In most respects the brakes are the most important feature on a car, without properly functioning brakes the vehicle is unsafe to drive. As important as the system is, brakes are not overly complicated from a mechanical standpoint and most brake issues are fairly easy to diagnose. Without the proper skills it can often be confusing, as different brake issues may show similar symptoms, so it may be best to take a vehicle with brake issue to a repair shop.
Troubleshooting Brake Problems
For vehicles with power brakes, start the engine and press down on the brake pedal to see how the pedal feels. For older vehicles that don’t have power brakes this test can be done without the engine running.
If the pedal feels “spongy” it’s a sign of air in the brake lines. If the pedal goes all the way down to the floor with little to no resistance there’s probably a defect in the master cylinder. The cylinder may just be out of fluid, but then the question is: where did the fluid go? In this case you’ll need to check for a leak somewhere in the brake line. Add enough of the correct type of brake fluid, as stated in the vehicle’s owner manual, up to the “Full” line in the master cylinder and check the level again in a few days. If the fluid is low again it’s certain there’s a leak in the brake line.
If the pedal feels okay, take the car for a drive, pay attention to how efficiently the brakes stop the vehicle. If you have power brakes the brake pedal should stop approximately one inch off the floor. For vehicles without power brakes the brake pedal should stop about three inches off the floor. With power brakes, if it seems like it takes excessive effort to stop, the power booster may need to be replaced.
If the vehicle does not stop quickly at speeds less than 35 MPH, the brakes either need replacing or possibly just and adjustment. Both disc and drum brakes are “self-adjusting,” but the shoes on drum brakes wear down the self-adjusting feature. This tends to not work as well and can result in the pedal traveling further down to the floor than normal. If this happens the shoes may need to be adjusted manually.

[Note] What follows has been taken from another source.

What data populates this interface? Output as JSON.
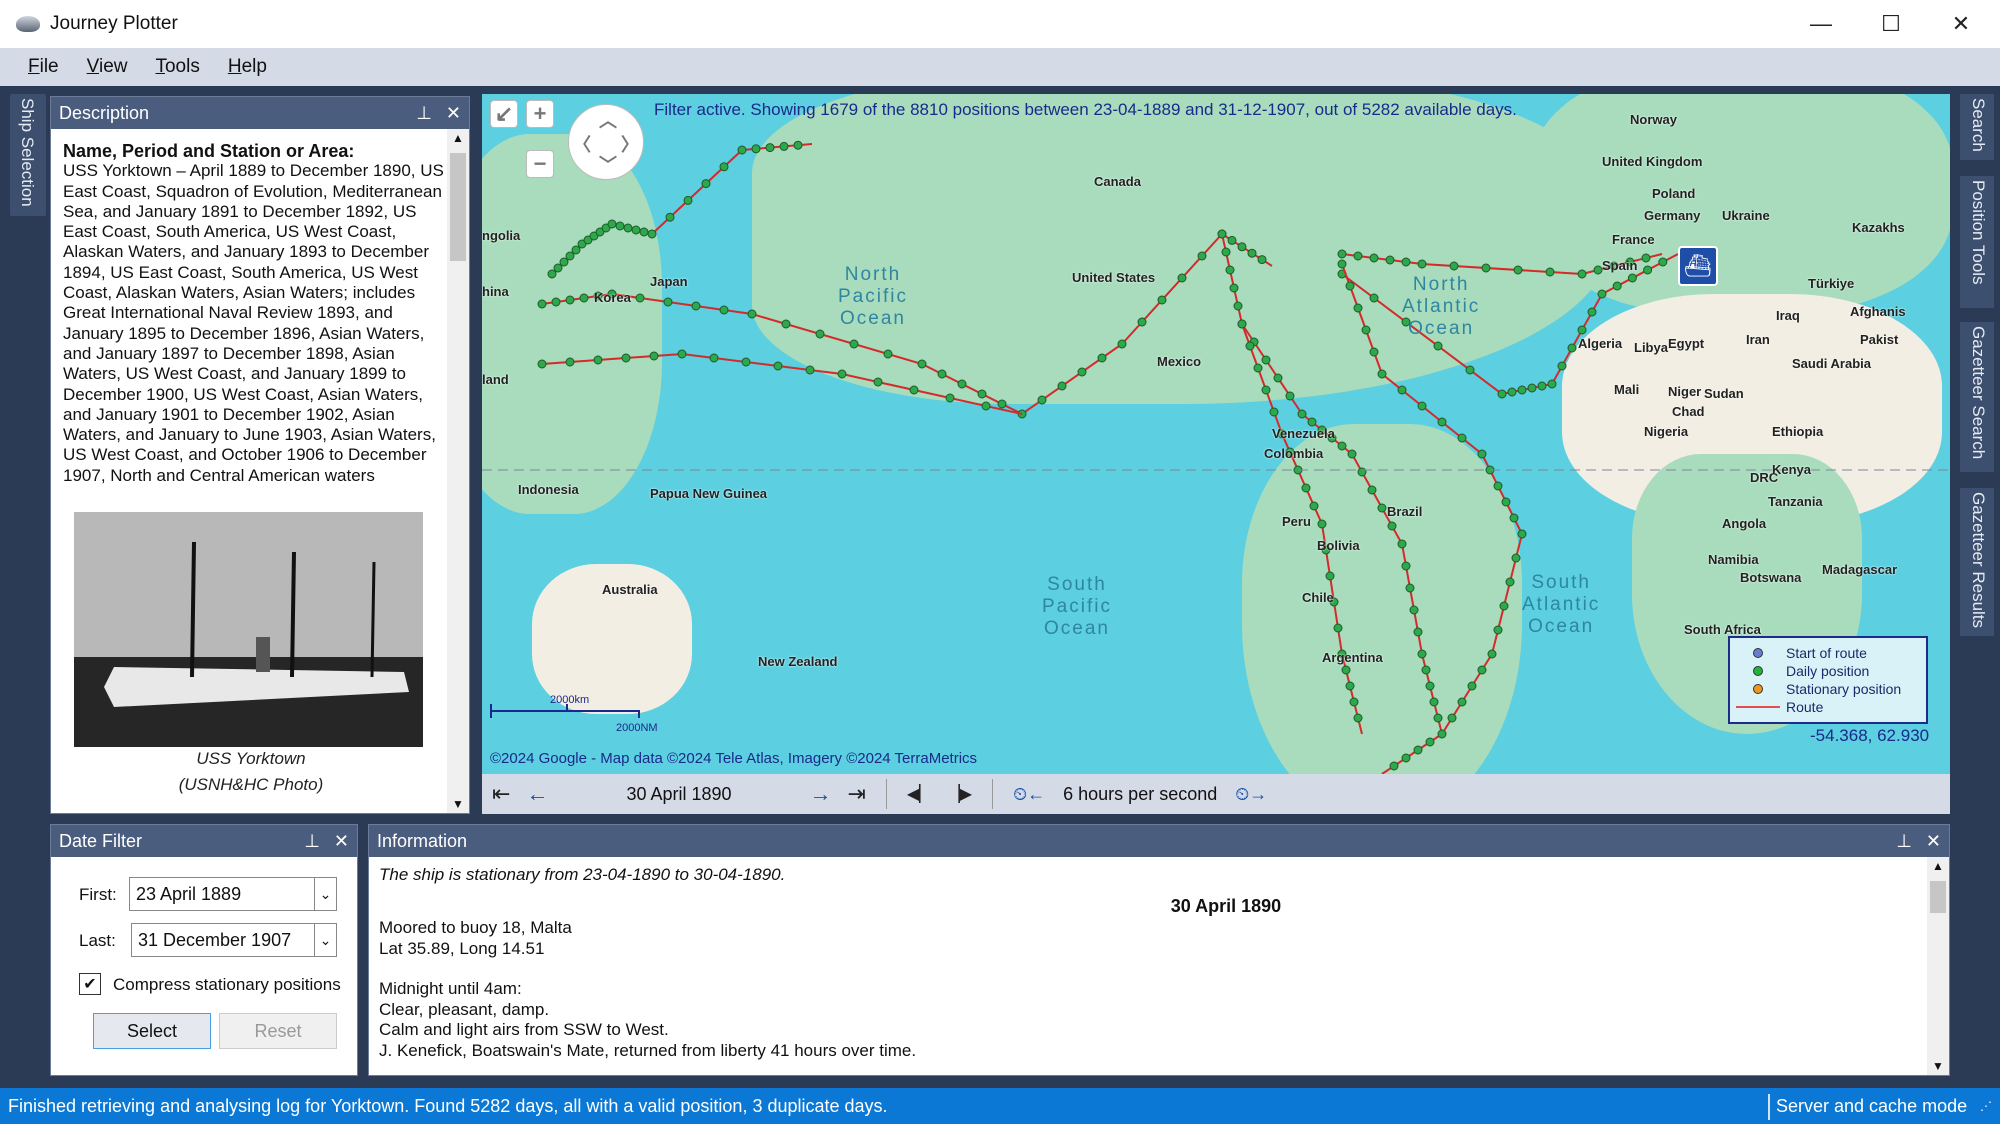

If your car pulls to one side when applying the brakes it usually means that something is amiss with one of the front brakes. Typically on the opposite side from that which the vehicle is pulling to. For example, if the car pulls to the left the problem is generally with the right front brake. This is usually the result of a sticking caliper or a leak in the brake line that supplies that caliper.
If the brakes grind when pressing the pedal it means the pads or shoes have worn all the way down to the metal attachment rivets. The grinding noise is the heads of the rivets rubbing against the metal drums or rotors. Once the brakes have worn down to this point it will cause more damage to the rotors and drums every time you apply the brakes.
There are many advantages to taking the vehicle in for both diagnosing and servicing. Trying to troubleshoot brake problems can be somewhat tricky for a novice and can be time consuming. Even for those who have repair experience, it can sometimes be a lot of trial and error until they find the problem. This can take time and sometimes can be quite expensive.
Almost everyone has taken their car in for an oil change and had the service personnel come out with a laundry list of things the vehicle “just has to have done right now!” This is why it’s critical to take your car to a repair shop that is trustworthy when having a break problems diagnosed.